In Belarus this week, protests over rigged elections have been met by mass arrests and a hail of rubber bullets from the thuggish security services of “Europe’s last dictator”. In Hong Kong, China has stepped up its crackdown on democracy and press freedom. Surveying the urban tumult in many parts of the world it is easy to form an impression that the democratic cause is under siege. Yet it is not necessarily authoritarians who should be taking heart.
The clampdowns appear to confirm an intensifying assault on democracy and pluralism. Freedom House, the US-based watchdog, found 2019 was the 14th straight year of decline in global freedom. Some 64 countries experienced a deterioration in political rights and civil liberties. Only 37 witnessed improvements.
Yet positive conclusions can be drawn, too. In Hong Kong and Minsk, protesters have taken to the streets specifically to defend or demand democratic freedoms. Hong Kong’s unrest last year grew out of opposition to an extradition bill that threatened to corrode rule of law. Imposing a draconian national security law was Beijing’s response. Belarus has seen political consciousness flower after 26 years of one-man rule. The autocrats may force the democratic impulse underground, but it will not die.
Not just outright autocrats are facing resistance. Bulgaria has seen weeks of rallies against government corruption. In Beirut, protests amid the wreckage of this month’s port explosion have toppled a second government in under a year. Many of those protesting are part of a new movement. The people power they represent is something politicians everywhere must take account of.
Indeed, though dampened by the pandemic, 2020 has marked at least a partial continuation of 2019, when demonstrations were the most numerous since the Arab Spring in 2011, or even since 1989. They had few parallels in terms of geographical spread.

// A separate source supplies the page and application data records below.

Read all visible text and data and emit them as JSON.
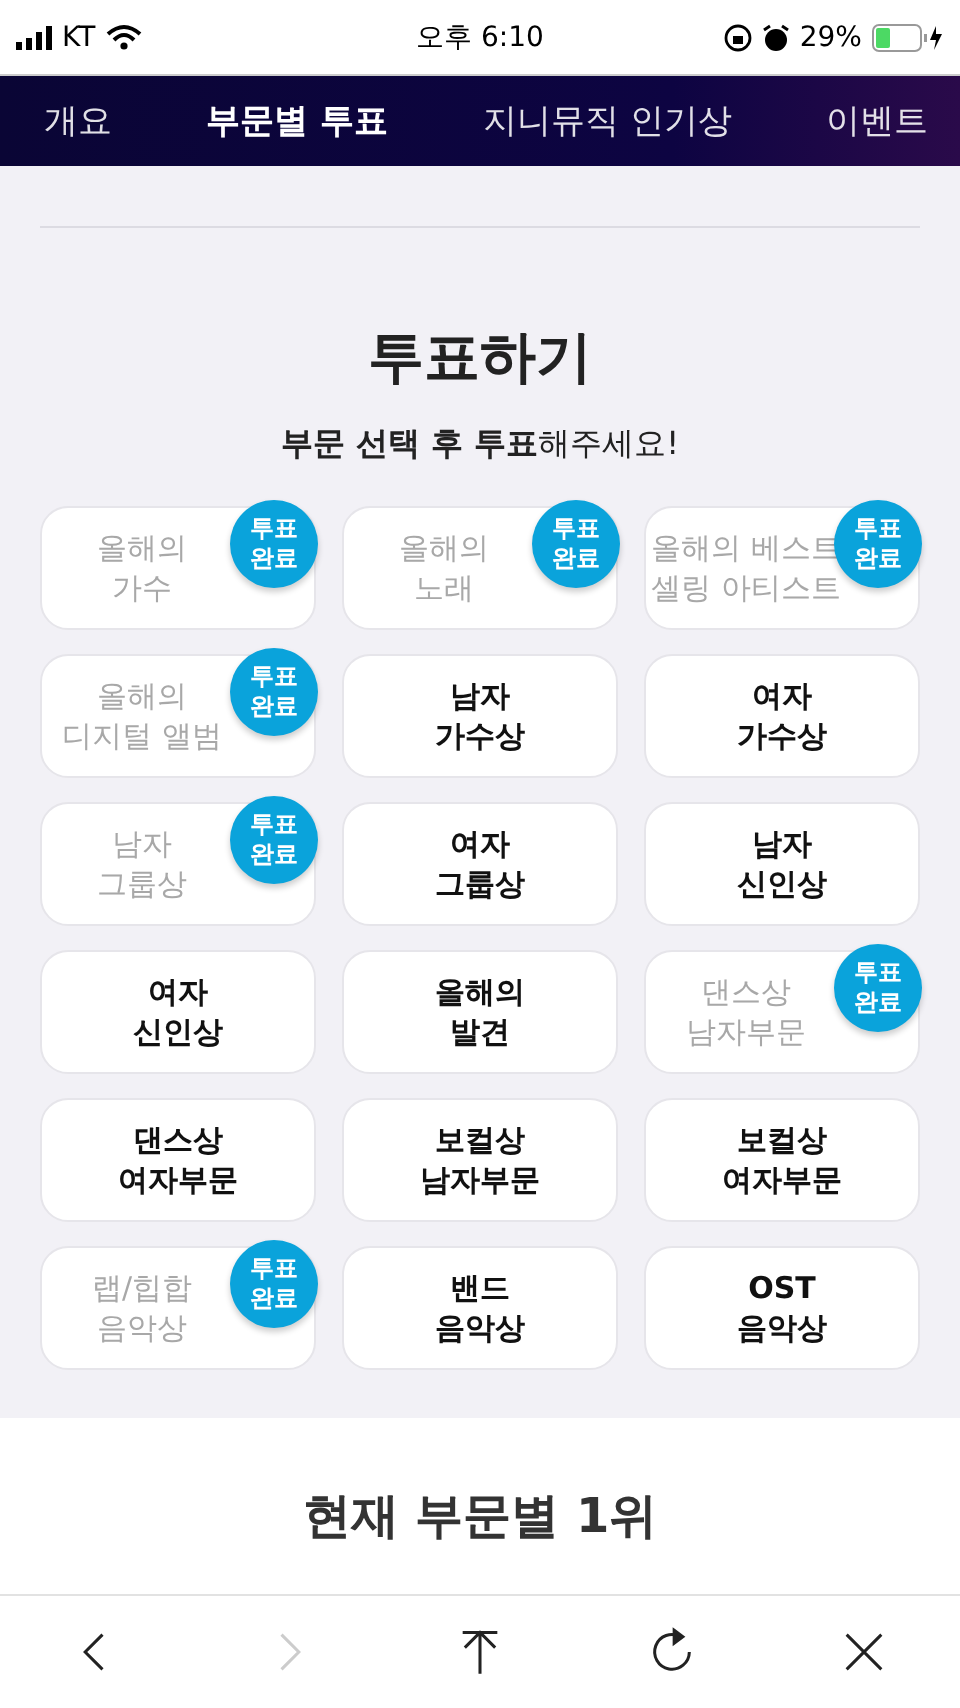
{
  "status_bar": {
    "carrier": "KT",
    "time": "오후 6:10",
    "battery": "29%"
  },
  "tabs": [
    {
      "label": "개요",
      "selected": false
    },
    {
      "label": "부문별 투표",
      "selected": true
    },
    {
      "label": "지니뮤직 인기상",
      "selected": false
    },
    {
      "label": "이벤트",
      "selected": false
    }
  ],
  "vote": {
    "title": "투표하기",
    "subtitle": "**부문 선택 후 투표**해주세요!",
    "categories": [
      {
        "lines": [
          "올해의",
          "가수"
        ],
        "voted": true,
        "badge": [
          "투표",
          "완료"
        ]
      },
      {
        "lines": [
          "올해의",
          "노래"
        ],
        "voted": true,
        "badge": [
          "투표",
          "완료"
        ]
      },
      {
        "lines": [
          "올해의 베스트",
          "셀링 아티스트"
        ],
        "voted": true,
        "badge": [
          "투표",
          "완료"
        ]
      },
      {
        "lines": [
          "올해의",
          "디지털 앨범"
        ],
        "voted": true,
        "badge": [
          "투표",
          "완료"
        ]
      },
      {
        "lines": [
          "남자",
          "가수상"
        ],
        "voted": false
      },
      {
        "lines": [
          "여자",
          "가수상"
        ],
        "voted": false
      },
      {
        "lines": [
          "남자",
          "그룹상"
        ],
        "voted": true,
        "badge": [
          "투표",
          "완료"
        ]
      },
      {
        "lines": [
          "여자",
          "그룹상"
        ],
        "voted": false
      },
      {
        "lines": [
          "남자",
          "신인상"
        ],
        "voted": false
      },
      {
        "lines": [
          "여자",
          "신인상"
        ],
        "voted": false
      },
      {
        "lines": [
          "올해의",
          "발견"
        ],
        "voted": false
      },
      {
        "lines": [
          "댄스상",
          "남자부문"
        ],
        "voted": true,
        "badge": [
          "투표",
          "완료"
        ]
      },
      {
        "lines": [
          "댄스상",
          "여자부문"
        ],
        "voted": false
      },
      {
        "lines": [
          "보컬상",
          "남자부문"
        ],
        "voted": false
      },
      {
        "lines": [
          "보컬상",
          "여자부문"
        ],
        "voted": false
      },
      {
        "lines": [
          "랩/힙합",
          "음악상"
        ],
        "voted": true,
        "badge": [
          "투표",
          "완료"
        ]
      },
      {
        "lines": [
          "밴드",
          "음악상"
        ],
        "voted": false
      },
      {
        "lines": [
          "OST",
          "음악상"
        ],
        "voted": false
      }
    ]
  },
  "winners": {
    "title": "현재 부문별 1위"
  },
  "toolbar": [
    {
      "kind": "back",
      "disabled": false
    },
    {
      "kind": "forward",
      "disabled": true
    },
    {
      "kind": "top",
      "disabled": false
    },
    {
      "kind": "reload",
      "disabled": false
    },
    {
      "kind": "close",
      "disabled": false
    }
  ]
}
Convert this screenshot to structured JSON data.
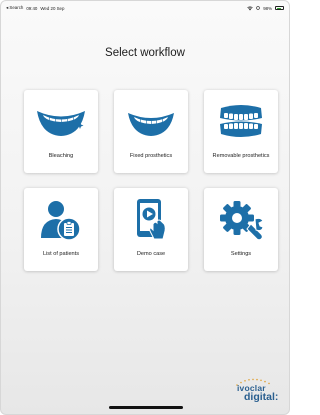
{
  "status_bar": {
    "back_label": "◂ Search",
    "time": "09:40",
    "date": "Wed 20 Sep",
    "battery": "98%"
  },
  "page_title": "Select workflow",
  "tiles": [
    {
      "label": "Bleaching",
      "icon": "bleaching-smile-icon"
    },
    {
      "label": "Fixed prosthetics",
      "icon": "fixed-prosthetics-icon"
    },
    {
      "label": "Removable prosthetics",
      "icon": "denture-icon"
    },
    {
      "label": "List of patients",
      "icon": "patient-list-icon"
    },
    {
      "label": "Demo case",
      "icon": "tablet-play-icon"
    },
    {
      "label": "Settings",
      "icon": "gear-wrench-icon"
    }
  ],
  "brand": {
    "line1": "ivoclar",
    "line2": "digital:"
  },
  "colors": {
    "accent": "#1d6fa8",
    "brand": "#2a5f8f",
    "background": "#f4f4f4"
  }
}
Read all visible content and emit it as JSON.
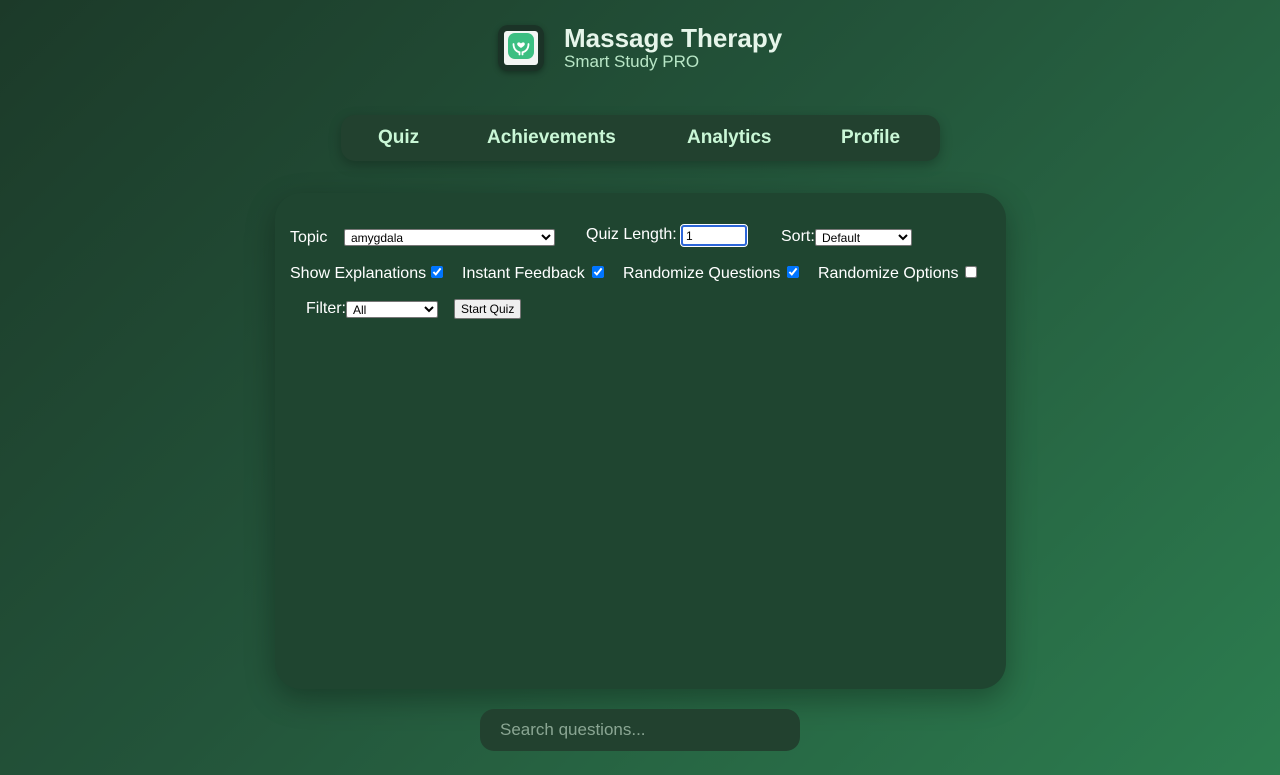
{
  "header": {
    "title": "Massage Therapy",
    "subtitle": "Smart Study PRO",
    "logo_icon": "hands-heart-icon"
  },
  "nav": {
    "tabs": [
      {
        "label": "Quiz"
      },
      {
        "label": "Achievements"
      },
      {
        "label": "Analytics"
      },
      {
        "label": "Profile"
      }
    ]
  },
  "controls": {
    "topic_label": "Topic",
    "topic_value": "amygdala",
    "quiz_length_label": "Quiz Length:",
    "quiz_length_value": "1",
    "sort_label": "Sort:",
    "sort_value": "Default",
    "show_explanations_label": "Show Explanations",
    "show_explanations_checked": true,
    "instant_feedback_label": "Instant Feedback",
    "instant_feedback_checked": true,
    "randomize_questions_label": "Randomize Questions",
    "randomize_questions_checked": true,
    "randomize_options_label": "Randomize Options",
    "randomize_options_checked": false,
    "filter_label": "Filter:",
    "filter_value": "All",
    "start_button_label": "Start Quiz"
  },
  "search": {
    "placeholder": "Search questions..."
  },
  "colors": {
    "background_start": "#1c3a29",
    "background_end": "#2c7d4f",
    "panel": "#1f4530",
    "nav_text": "#c9f7d6",
    "accent_checkbox": "#1a73e8"
  }
}
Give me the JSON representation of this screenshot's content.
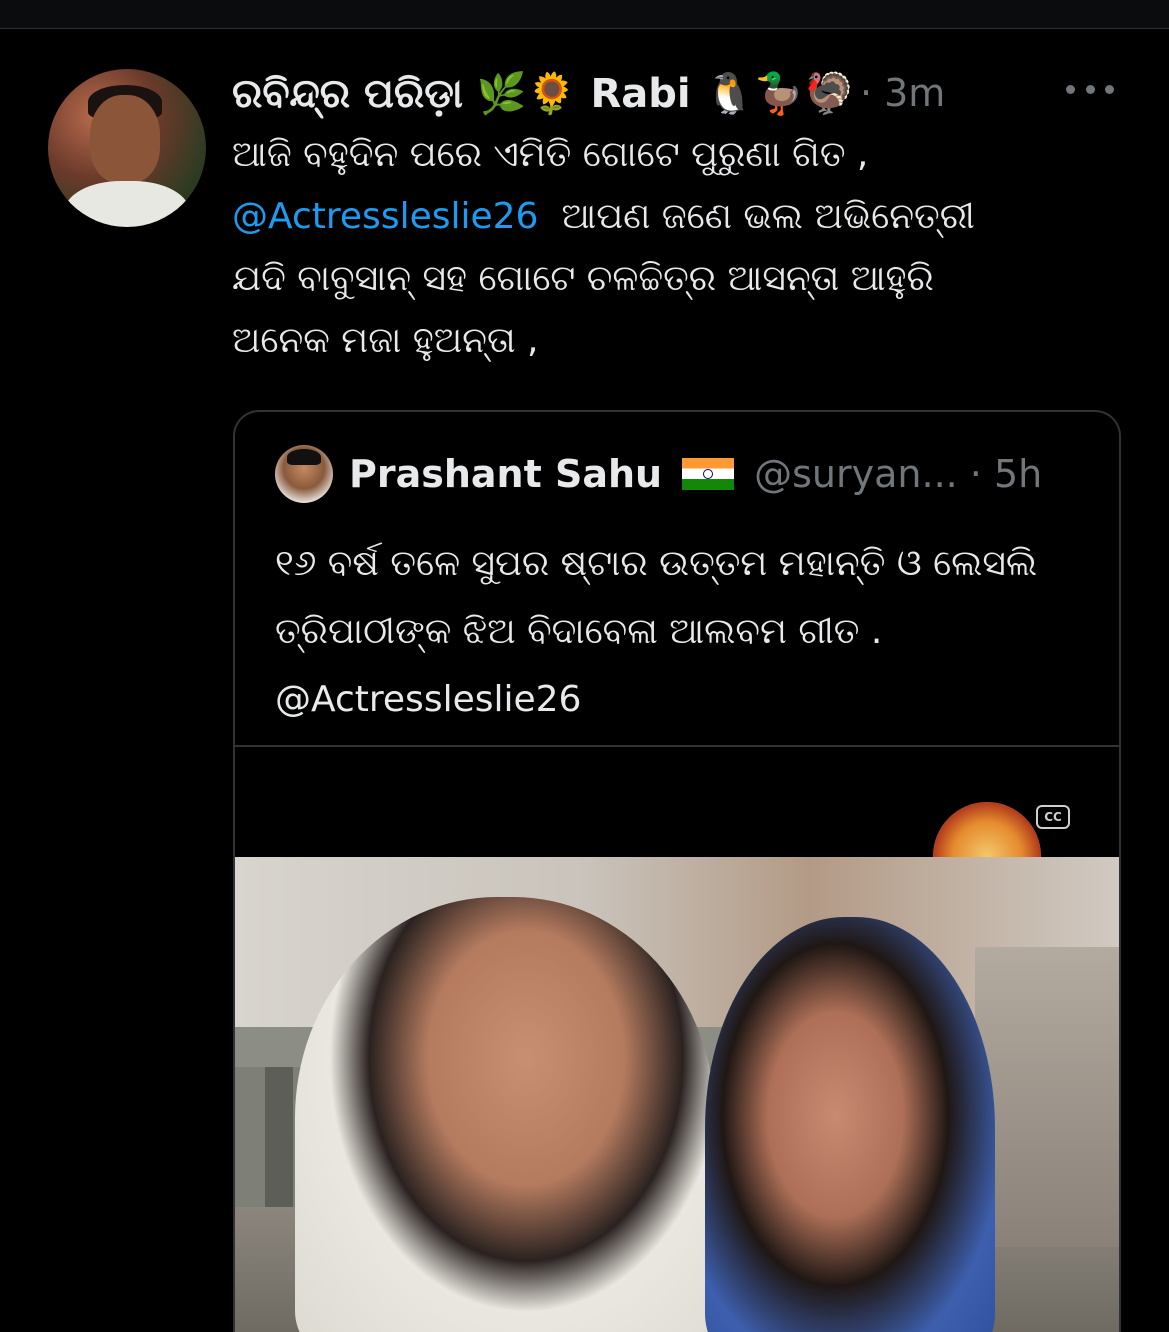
{
  "tweet": {
    "author": {
      "display_name": "ରବିନ୍ଦ୍ର ପରିଡ଼ା 🌿🌻 Rabi 🐧🦆🦃",
      "timestamp": "· 3m"
    },
    "text_lines": [
      "ଆଜି ବହୁଦିନ ପରେ ଏମିତି ଗୋଟେ ପୁରୁଣା ଗିତ ,",
      "ଆପଣ ଜଣେ ଭଲ ଅଭିନେତ୍ରୀ",
      "ଯଦି ବାବୁସାନ୍ ସହ ଗୋଟେ ଚଳଚ୍ଚିତ୍ର ଆସନ୍ତା ଆହୁରି",
      "ଅନେକ ମଜା ହୁଅନ୍ତା  ,"
    ],
    "mention": "@Actressleslie26",
    "more_icon": "more-horizontal-icon"
  },
  "quote": {
    "display_name": "Prashant Sahu",
    "flag_icon": "india-flag-icon",
    "handle_time": "@suryan... · 5h",
    "text_lines": [
      "୧୬ ବର୍ଷ ତଳେ ସୁପର ଷ୍ଟାର ଉତ୍ତମ ମହାନ୍ତି ଓ ଲେସଲି",
      "ତ୍ରିପାଠୀଙ୍କ ଝିଅ ବିଦାବେଳା ଆଲବମ ଗୀତ .",
      "@Actressleslie26"
    ],
    "media": {
      "cc_label": "CC"
    }
  },
  "colors": {
    "background": "#000000",
    "text": "#e7e9ea",
    "muted": "#71767b",
    "link": "#1d9bf0",
    "border": "#2f3336"
  }
}
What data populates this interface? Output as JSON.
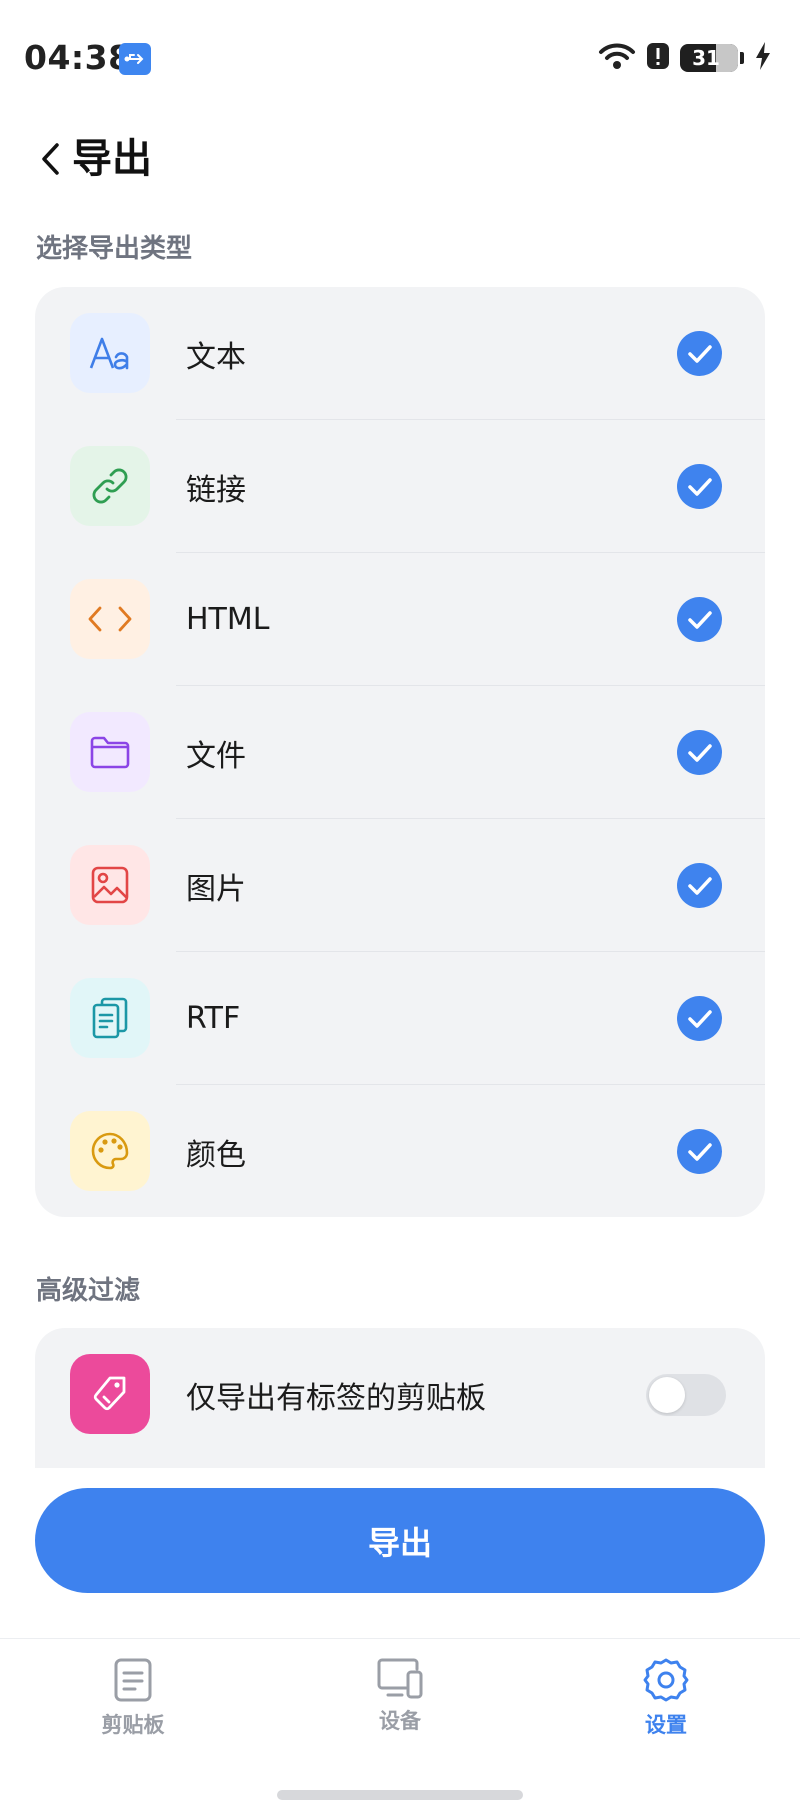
{
  "status_bar": {
    "time": "04:38",
    "battery": "31",
    "icons": [
      "usb-icon",
      "wifi-icon",
      "alert-icon",
      "battery-icon",
      "charging-icon"
    ]
  },
  "header": {
    "title": "导出"
  },
  "types_section": {
    "label": "选择导出类型",
    "items": [
      {
        "label": "文本",
        "icon": "text-icon",
        "tile_color": "#e7efff",
        "icon_color": "#3f7ee8",
        "checked": true
      },
      {
        "label": "链接",
        "icon": "link-icon",
        "tile_color": "#e4f4e8",
        "icon_color": "#2f9e52",
        "checked": true
      },
      {
        "label": "HTML",
        "icon": "code-icon",
        "tile_color": "#fff0e3",
        "icon_color": "#e07a22",
        "checked": true
      },
      {
        "label": "文件",
        "icon": "folder-icon",
        "tile_color": "#f2e9ff",
        "icon_color": "#8b45e6",
        "checked": true
      },
      {
        "label": "图片",
        "icon": "image-icon",
        "tile_color": "#ffe6e6",
        "icon_color": "#e24646",
        "checked": true
      },
      {
        "label": "RTF",
        "icon": "document-icon",
        "tile_color": "#e1f6f8",
        "icon_color": "#1b97a6",
        "checked": true
      },
      {
        "label": "颜色",
        "icon": "palette-icon",
        "tile_color": "#fff4d1",
        "icon_color": "#d99a10",
        "checked": true
      }
    ]
  },
  "filter_section": {
    "label": "高级过滤",
    "items": [
      {
        "label": "仅导出有标签的剪贴板",
        "icon": "tag-icon",
        "tile_color": "#ec4a9b",
        "icon_color": "#ffffff",
        "enabled": false
      }
    ]
  },
  "export_button": {
    "label": "导出"
  },
  "bottom_nav": {
    "items": [
      {
        "label": "剪贴板",
        "icon": "clipboard-icon",
        "active": false
      },
      {
        "label": "设备",
        "icon": "devices-icon",
        "active": false
      },
      {
        "label": "设置",
        "icon": "settings-icon",
        "active": true
      }
    ]
  },
  "colors": {
    "accent": "#3e82ee",
    "card_bg": "#f2f3f5",
    "muted_text": "#6f7480"
  }
}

Nor has coronavirus delivered a boost for authoritarian systems. China has sought to contrast its success in containing the outbreak in Wuhan with the Trump administration’s inept response in the US. But China’s initial cover-up, which allowed the virus to spread more widely than it should, highlighted the shortcomings of its system.
The political scientist Francis Fukuyama argues a competent state apparatus, trust in government and effective leadership count for more in tackling the pandemic than the type of political system. But some democracies have performed notably well, and especially some female leaders such as Germany’s Angela Merkel and New Zealand’s Jacinda Ardern. Strongmen who tried to deny the virus — Brazil’s Jair Bolsonaro, Mr Trump, and Belarus’s Alexander Lukashenko — have come off badly.
Not all protests in the past 18 months were democracy-related; some of the biggest were calls to act on climate change. Taken together, however, they suggest an innate impulse among peoples across geographical boundaries to rise up against inept, corrupt or repressive leadership. Black Lives Matter rallies in the US and elsewhere demonstrate the urge even in richer countries to oppose injustice.
Western countries face a dilemma over how far to intervene in support of democratic movements — especially when, as in Hong Kong or Belarus, that might bring them into conflict with China or Russia. Aside from rhetorical support, acting as exemplars is vitally important. This year’s US election will be a test. If, as some Americans fear, Mr Trump adopts tactics verging on the authoritarian, the damage to the global democratic cause will be hard to repair.